To give an idea of what his three-point shooting percentage means when it comes to what we can expect from him at UNC, Garcia only attempted more than four shots from deep in one game, and there are some games where he didn’t knock down any at all. That isn’t necessarily a bad thing, because two details are really important in the equation: he wasn’t a high volume shooter from the perimeter, but also he usually found other ways to be productive when his shot wasn’t falling. Example: in Marquette’s win against Creighton on December 14th, Garcia was 0 for 2 from deep, but still finished the game with 14 points and 10 rebounds. This is what should be expected of stretch bigs, so Garcia’s three-point shooting should fit into Hubert Davis’ system just fine.

While UNC’s freshmen were up and down all last season, Garcia was the top freshman in the Big East in scoring and rebounding, and was second in field goal percentage. When it came to how he stacked up against the entire conference, Garcia was 13th in scoring, and 11th in rebounding and field goal percentage. Simply put: Hubert Davis secured one of the better players available in the transfer portal, especially when factoring in the fact that Garcia is only a sophomore.

To dive into some of the particulars, Garcia weighs in at 6’11, 235-lbs. He has good handles for a player his size, which is highlighted by his ability to make plays off of the dribble. We already discussed how he can knock down shots from deep, but he is also a guy that can knock down mid-range shots as well. It’s no secret that a lot of coaches hate their players taking that shot, but we still don’t really know exactly what Hubert Davis does and doesn’t want to see, so we will find out soon enough if he is willing to let his guys take that shot regularly.

To briefly revisit Garcia being able to make plays off the dribble, take a look at this highlight video at the 1:07 mark.

Garcia sets a screen and gets open on the perimeter, then when he gets the ball, he pump fakes, cuts to the left of his defender, drives, and then works his way around the second defender for the layup and draws the foul from the third defender. We haven’t seen a Tar Heel big man do something like that in a long time, and to have someone with his size, athleticism, and ability to earn respect from the perimeter is really exciting.

When it comes to his defensive ability, here is what Hubert Davis had to say when he was interviewed after Garcia’s transfer announcement:

“I don’t think people understand how good he can be defensively. In high school he was one of the few players I watched who could guard all five positions.”

Overall, Dawson Garcia will be one of the most important players on this year’s team. He is a proven scoring threat, someone who can get to the boards, and is a versatile defender.

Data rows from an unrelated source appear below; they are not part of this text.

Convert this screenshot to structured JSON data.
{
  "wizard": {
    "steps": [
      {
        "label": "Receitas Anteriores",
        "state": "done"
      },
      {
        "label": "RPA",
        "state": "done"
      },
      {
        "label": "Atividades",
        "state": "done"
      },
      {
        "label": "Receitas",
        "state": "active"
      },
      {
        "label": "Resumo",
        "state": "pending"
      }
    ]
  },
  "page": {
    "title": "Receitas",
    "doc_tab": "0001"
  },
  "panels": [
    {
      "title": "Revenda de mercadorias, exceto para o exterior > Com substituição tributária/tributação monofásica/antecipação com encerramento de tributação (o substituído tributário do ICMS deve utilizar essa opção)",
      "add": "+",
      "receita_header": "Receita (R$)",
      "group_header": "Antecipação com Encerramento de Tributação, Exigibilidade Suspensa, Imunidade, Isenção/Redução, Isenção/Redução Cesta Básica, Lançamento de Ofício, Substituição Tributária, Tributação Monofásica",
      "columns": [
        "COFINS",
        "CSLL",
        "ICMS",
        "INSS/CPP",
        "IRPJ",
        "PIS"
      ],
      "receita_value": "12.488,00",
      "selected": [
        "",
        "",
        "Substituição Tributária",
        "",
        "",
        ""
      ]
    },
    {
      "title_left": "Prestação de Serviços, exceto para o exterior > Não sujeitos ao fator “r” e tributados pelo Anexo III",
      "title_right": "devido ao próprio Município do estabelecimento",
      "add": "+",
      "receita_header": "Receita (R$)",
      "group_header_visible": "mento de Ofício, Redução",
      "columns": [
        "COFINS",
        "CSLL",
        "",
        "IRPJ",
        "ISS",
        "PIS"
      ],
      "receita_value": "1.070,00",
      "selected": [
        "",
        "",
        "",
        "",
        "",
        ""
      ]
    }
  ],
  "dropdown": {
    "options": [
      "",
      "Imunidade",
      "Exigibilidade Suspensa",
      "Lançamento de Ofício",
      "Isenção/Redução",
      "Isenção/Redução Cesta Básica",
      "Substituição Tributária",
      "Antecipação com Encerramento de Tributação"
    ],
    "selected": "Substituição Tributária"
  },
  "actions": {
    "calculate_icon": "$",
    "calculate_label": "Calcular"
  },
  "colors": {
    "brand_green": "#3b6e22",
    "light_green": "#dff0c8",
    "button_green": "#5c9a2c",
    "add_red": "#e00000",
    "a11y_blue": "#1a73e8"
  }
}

It’s unclear whether or not he will be a starter, but either way I expect him to get a lot of minutes during his sophomore campaign. My guess is that he will end up being one of the best players on the roster, but we will have to wait and see how everything shakes out.